Making information systems and operations central to all others;
Giving individual sailors and Marines more force-multiplying technical capability, more responsibility, and wider influence on the battlefield and in the battle area;
Strengthening the combat fleet by:
Preparing a family of rocket-propelled attack missiles capable of fast response, a high rate of fire, long range, high accuracy, and low cost;
Changing surface combatant and submarine designs to use such missiles most effectively, and to capitalize on the technological opportunity to increase efficiency and effectiveness;
And concurrently, preparing new directions for naval aviation;
Expanding the techniques of undersea warfare;
Preparing new approaches to operations by military forces in populated areas;
Reengineering the logistic system for Operational Maneuver From the Sea (OMFTS);
Making modeling and simulation integral to all system acquisition, force preparation, and operational decisions; and

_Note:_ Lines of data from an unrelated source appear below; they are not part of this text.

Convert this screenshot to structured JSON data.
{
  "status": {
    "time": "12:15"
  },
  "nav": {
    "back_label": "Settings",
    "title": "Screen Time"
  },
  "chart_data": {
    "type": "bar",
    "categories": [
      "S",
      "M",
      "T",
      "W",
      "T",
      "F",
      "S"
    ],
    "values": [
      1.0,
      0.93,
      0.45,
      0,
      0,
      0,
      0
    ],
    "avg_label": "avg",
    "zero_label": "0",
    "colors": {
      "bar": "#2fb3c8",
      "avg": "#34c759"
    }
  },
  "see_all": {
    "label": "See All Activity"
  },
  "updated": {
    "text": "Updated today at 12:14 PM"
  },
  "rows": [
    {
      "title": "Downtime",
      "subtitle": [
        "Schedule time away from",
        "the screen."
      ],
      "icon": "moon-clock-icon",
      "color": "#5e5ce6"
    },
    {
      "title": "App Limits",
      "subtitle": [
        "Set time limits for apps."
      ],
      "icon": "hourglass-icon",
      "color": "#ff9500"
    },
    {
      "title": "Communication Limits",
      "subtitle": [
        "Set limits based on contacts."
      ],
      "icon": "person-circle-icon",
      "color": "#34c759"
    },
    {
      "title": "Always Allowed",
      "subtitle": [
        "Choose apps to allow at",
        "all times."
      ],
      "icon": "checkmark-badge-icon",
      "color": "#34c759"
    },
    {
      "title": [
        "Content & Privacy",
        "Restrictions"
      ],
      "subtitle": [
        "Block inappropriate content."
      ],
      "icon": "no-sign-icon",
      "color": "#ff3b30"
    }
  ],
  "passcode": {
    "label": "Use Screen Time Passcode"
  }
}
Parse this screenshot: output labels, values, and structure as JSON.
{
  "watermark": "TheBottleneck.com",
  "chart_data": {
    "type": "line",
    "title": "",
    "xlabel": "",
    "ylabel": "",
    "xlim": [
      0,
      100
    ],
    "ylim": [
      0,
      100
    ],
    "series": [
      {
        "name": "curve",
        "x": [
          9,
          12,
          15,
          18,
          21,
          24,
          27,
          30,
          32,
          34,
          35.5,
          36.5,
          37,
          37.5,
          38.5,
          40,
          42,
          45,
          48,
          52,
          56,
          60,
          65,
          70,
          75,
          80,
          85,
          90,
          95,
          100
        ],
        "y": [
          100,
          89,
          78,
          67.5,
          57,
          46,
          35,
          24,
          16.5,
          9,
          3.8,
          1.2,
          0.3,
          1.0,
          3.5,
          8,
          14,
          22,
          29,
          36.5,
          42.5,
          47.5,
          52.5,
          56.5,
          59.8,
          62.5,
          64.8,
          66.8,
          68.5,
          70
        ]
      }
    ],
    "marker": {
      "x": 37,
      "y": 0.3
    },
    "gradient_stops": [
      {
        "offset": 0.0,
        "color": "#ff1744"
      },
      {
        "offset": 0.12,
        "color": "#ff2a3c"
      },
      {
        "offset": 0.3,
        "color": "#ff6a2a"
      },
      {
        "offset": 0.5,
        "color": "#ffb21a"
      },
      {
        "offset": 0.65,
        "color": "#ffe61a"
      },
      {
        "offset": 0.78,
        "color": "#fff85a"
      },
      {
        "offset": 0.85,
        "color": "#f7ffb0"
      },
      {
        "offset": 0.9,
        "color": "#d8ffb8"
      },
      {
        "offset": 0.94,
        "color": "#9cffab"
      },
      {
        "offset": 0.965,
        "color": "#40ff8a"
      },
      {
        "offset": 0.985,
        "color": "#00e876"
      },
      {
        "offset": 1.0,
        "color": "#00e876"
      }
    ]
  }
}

Ensuring a focused, sustained research and development program to enable and support all of the other entering wedges of capability.
All of these entering wedges of capability are deemed critically important to shaping future naval forces. With one exception (a research and development program), they are listed in rough order of priority that would be accorded for allocation of resources, although preferably some useful level of resources could be applied to each.
The rationale for the priority order is straightforward.
In the first rank are information and people. Information is first, because without it, the forces will not know where to go, whom to engage, and how to fight. People are next, because it is people, with weapon and support systems at their disposal, who fight and win wars, or ensure that wars are deterred. To help ensure effective use of resources in the resource-constrained environment they face, the naval forces are planning for more effective use of people.
Next in order are the weapon systems that constitute the strength of the fighting forces; this capability includes, on roughly the same level of priority, the surface and air systems, the undersea systems, and the most important parts of the land combat systems that will allow implementation of the full force capability described above. Following—but not much lower in importance because strategy, schedules, and success in military operations are often driven by logistics—is the forces' essential support. Also at this level, attention is needed to modeling and simulation, the technology tool that is basic to the successful creation of all major systems and enterprises today.
Although ensuring focused, sustained levels of research and development is